10 Great Children’s Books for Talking About Surgery, Sickness and Feelings
Storytime can provide more than entertainment; it’s a way to discuss difficult topics with your little ones. A Mott child life specialist shares several books that can help.
Talking to your child about a hospital visit or a serious illness can be hard.
Books that address these sensitive health topics, read together as a family, might prompt shared conversation and comfort — especially when an adult is unsure how to start.
“Oftentimes, we’ll find that parents don’t know what to say to their child about surgery, for instance, so they don’t tell them anything,” says Andrea Rentz, a certified child life specialist at the University of Michigan C.S. Mott Children’s Hospital.
“Books can help kids prepare for what to expect at their level.”
Her favorite titles share several qualities: accurate information, a suitable balance of words and images, and an age-appropriate yet honest approach to the subject matter.
In her own words, Rentz shared 10 titles she recommends to Mott patients and their families.
Hi, My Name is Jack by Christina Beall-Sullivan
This is one of my favorite books. Jack has a little sister, Molly, who is in and out of the hospital. They keep it universal; they never specify what she is sick with. But it identifies all of the feelings a healthy sibling can have, from jealousy to fear to anger to loneliness — and it addresses them in a way that parents are able to have a conversation with their kids.
The Human Body: A Shine-A-Light Book by Carron Brown and Rachael Saunders
It’s best to have a flashlight when reading this book. The first page shows a picture of a pregnant mother, and when you shine a light behind it you can see the baby in utero, almost like a virtual X-ray. Other scenes show skeletons and muscles. It’s a neat way to engage kids on that sensory level to explore their body and how it works.
Going to the Doctor by Anne Civardi
This book follows three kids, with each one having different reasons why they need to go to the doctor. The words and illustrations show the basics of listening to the heart and lungs as well as checking your ears and throat. The little baby needs to have an immunization. Everybody goes through many of the same steps at the doctor’s office; this story normalizes the experience.
The Invisible String by Patrice Karst

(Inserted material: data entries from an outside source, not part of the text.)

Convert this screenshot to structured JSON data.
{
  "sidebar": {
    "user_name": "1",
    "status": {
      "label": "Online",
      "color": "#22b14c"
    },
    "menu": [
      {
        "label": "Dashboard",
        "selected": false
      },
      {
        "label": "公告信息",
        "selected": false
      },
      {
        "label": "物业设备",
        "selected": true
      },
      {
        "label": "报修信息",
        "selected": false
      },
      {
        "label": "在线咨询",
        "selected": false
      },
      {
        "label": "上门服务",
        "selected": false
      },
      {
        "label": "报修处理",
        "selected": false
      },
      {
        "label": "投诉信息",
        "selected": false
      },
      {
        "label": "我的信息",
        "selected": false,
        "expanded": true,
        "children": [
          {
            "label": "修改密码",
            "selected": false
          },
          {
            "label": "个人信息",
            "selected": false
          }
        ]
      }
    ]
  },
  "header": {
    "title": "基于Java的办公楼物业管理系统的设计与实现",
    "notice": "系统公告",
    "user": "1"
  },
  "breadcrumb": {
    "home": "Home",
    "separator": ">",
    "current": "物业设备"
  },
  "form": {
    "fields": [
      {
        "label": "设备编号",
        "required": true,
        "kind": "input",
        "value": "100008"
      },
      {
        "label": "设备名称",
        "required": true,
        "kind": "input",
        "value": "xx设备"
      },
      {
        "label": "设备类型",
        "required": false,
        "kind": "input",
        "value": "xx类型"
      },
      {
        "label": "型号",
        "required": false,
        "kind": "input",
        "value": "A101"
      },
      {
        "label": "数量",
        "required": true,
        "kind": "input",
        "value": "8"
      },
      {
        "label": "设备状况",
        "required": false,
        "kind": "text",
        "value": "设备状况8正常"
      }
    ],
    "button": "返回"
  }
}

In this book, a mother explains to her children that we are connected to those we love with an invisible string, even when apart. When they are at school and miss her, their love travels and tugs on her heart. I love that it can be used in many life situations such as going to day care or being in the hospital. Even in death, we are still connected by the invisible string of love.
The Surgery Book: For Kids by Shivani Bhatia, M.D.

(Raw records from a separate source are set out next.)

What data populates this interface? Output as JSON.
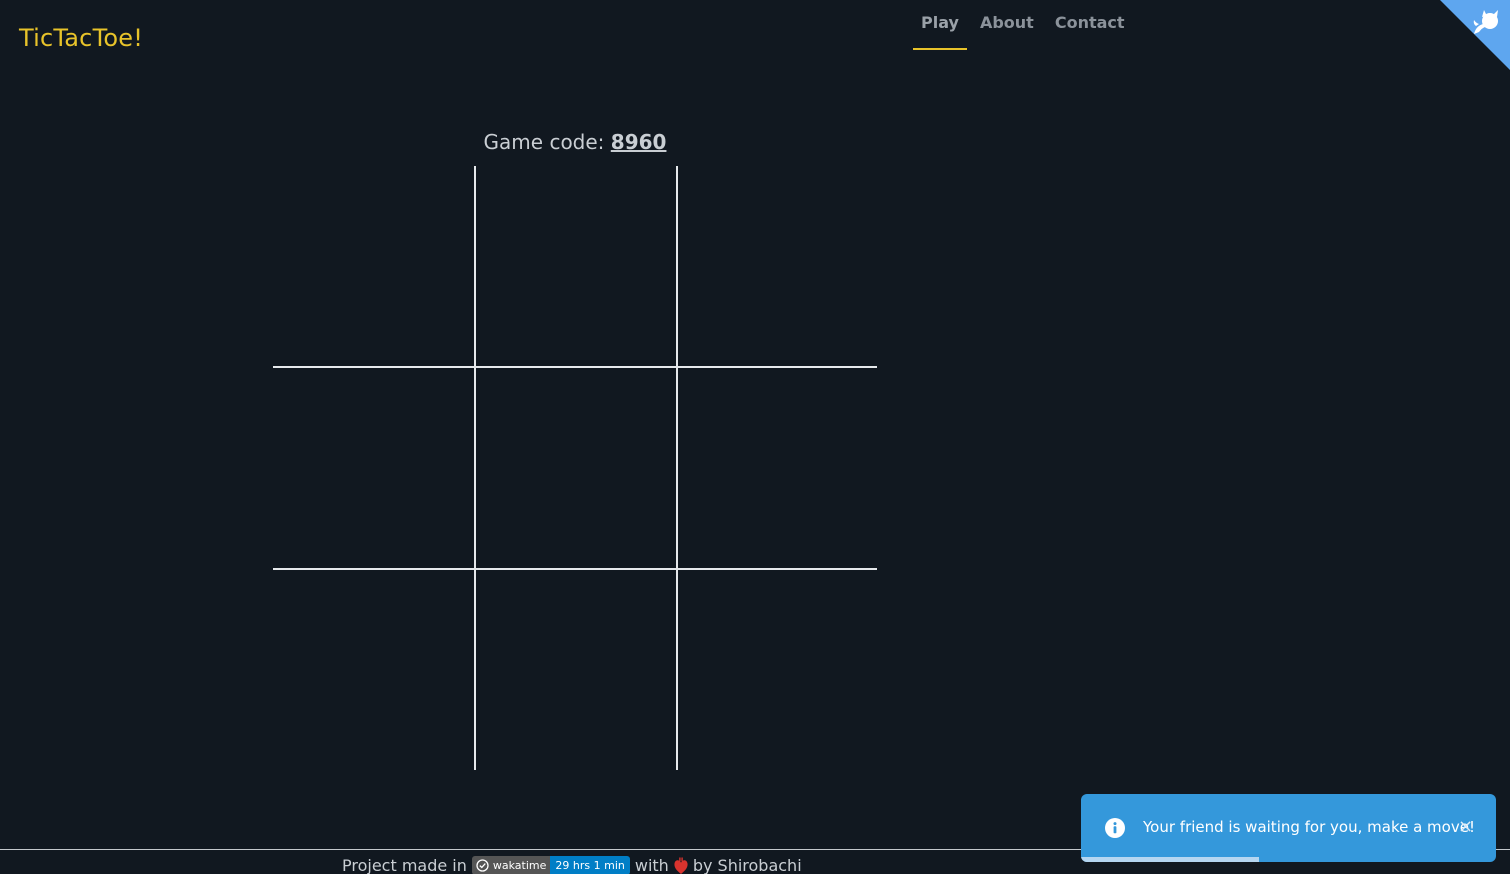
{
  "app": {
    "brand": "TicTacToe!"
  },
  "nav": {
    "items": [
      {
        "label": "Play",
        "active": true
      },
      {
        "label": "About",
        "active": false
      },
      {
        "label": "Contact",
        "active": false
      }
    ]
  },
  "game": {
    "code_label": "Game code:",
    "code": "8960",
    "cells": [
      "",
      "",
      "",
      "",
      "",
      "",
      "",
      "",
      ""
    ]
  },
  "footer": {
    "prefix": "Project made in",
    "badge_label": "wakatime",
    "badge_value": "29 hrs 1 min",
    "with_text": "with",
    "by_text": "by Shirobachi"
  },
  "toast": {
    "message": "Your friend is waiting for you, make a move!",
    "close": "×",
    "progress": 0.43
  },
  "colors": {
    "background": "#111820",
    "brand": "#e8c32a",
    "toast": "#3498db",
    "badge_value": "#007ec6"
  },
  "icons": {
    "corner": "octocat-icon",
    "toast": "info-icon",
    "badge": "wakatime-icon",
    "heart": "heart-icon"
  }
}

Written by an anesthesiologist, the content is very accurate. It talks about a boy named Iggy who is getting his tonsils out — a very common procedure but also one of our most challenging. When typically well children come in, it can be scary because they don’t know what to expect. Told from Iggy’s perspective, this book does a good job breaking down what’s going to happen.

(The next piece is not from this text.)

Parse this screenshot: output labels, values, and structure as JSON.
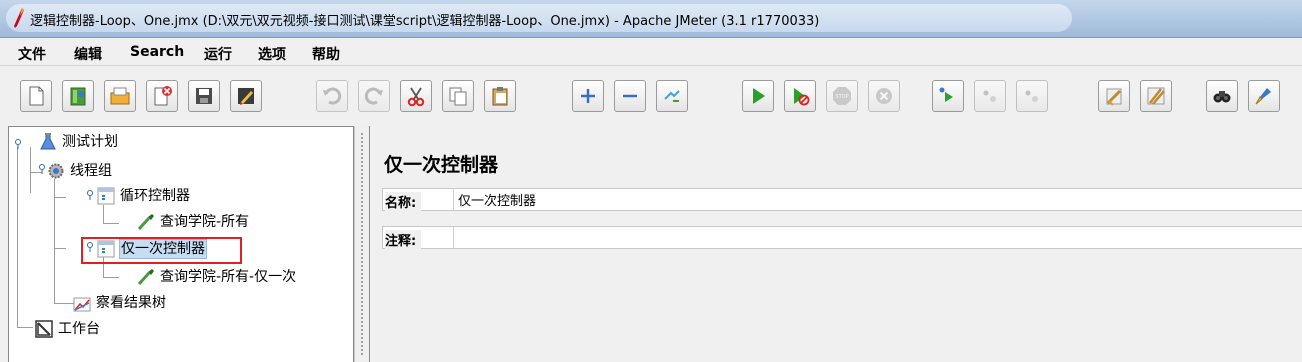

In My Heart: A Book of Feelings by Jo Witek
This book is fantastic. It explains how there are feelings inside each of us — and how my heart feels when it’s happy or when I’m brave, how it feels when I’m mad or calm or lonely. It’s a really great book for parents and caregivers to help children name and identify their feelings so that they’re able to express themselves and be given the tools to regulate those emotions.
Each title is straightforward about what it’s like to have a new baby in the house. It explains what it means when a baby cries. And it offers ways a child can help. It addresses feelings of jealousy but also elevates the role of being an older sibling, explaining the cool things you can do. That helps create a feeling of importance that can be lost when attention shifts to the baby.
A Terrible Thing Happened by Margaret M. Holmes
The story follows a cartoon raccoon that witnessed a terrible but unnamed thing. That could relate to anything a child has faced, such as abuse or trauma. The book explains what happens to this raccoon as he internalizes his feelings, trying to forget about the terrible thing and how that doesn’t work. Finally, he talks to an adult and feels better. This book is a great tool when it can coincide with therapy.
When Dinosaurs Die: A Guide to Understanding Death by Laurie Krasny Brown and Marc Brown
I recommend this book because it’s so inclusive. It starts by explaining what it means to be alive and that death happens for different reasons — an illness or an accident or that a baby isn’t strong or healthy enough. One page addresses war and other reasons such as poverty or drug abuse. It breaks down the complexities of these emotions and helps provoke questions. It is universal to cultural and faith traditions.
Jonathan James and the Whatif Monster by Michelle Nelson-Schmidt
Here, a boy goes through a variety of scenarios and what he fears — skinning his knee or getting laughed at by friends — and his friend challenges him that in each of those scenarios is a prize to find: What if you climb to the top of the tree or if taking a chance makes you the best friend you’ve ever had? This book is good for preschoolers and school-age children.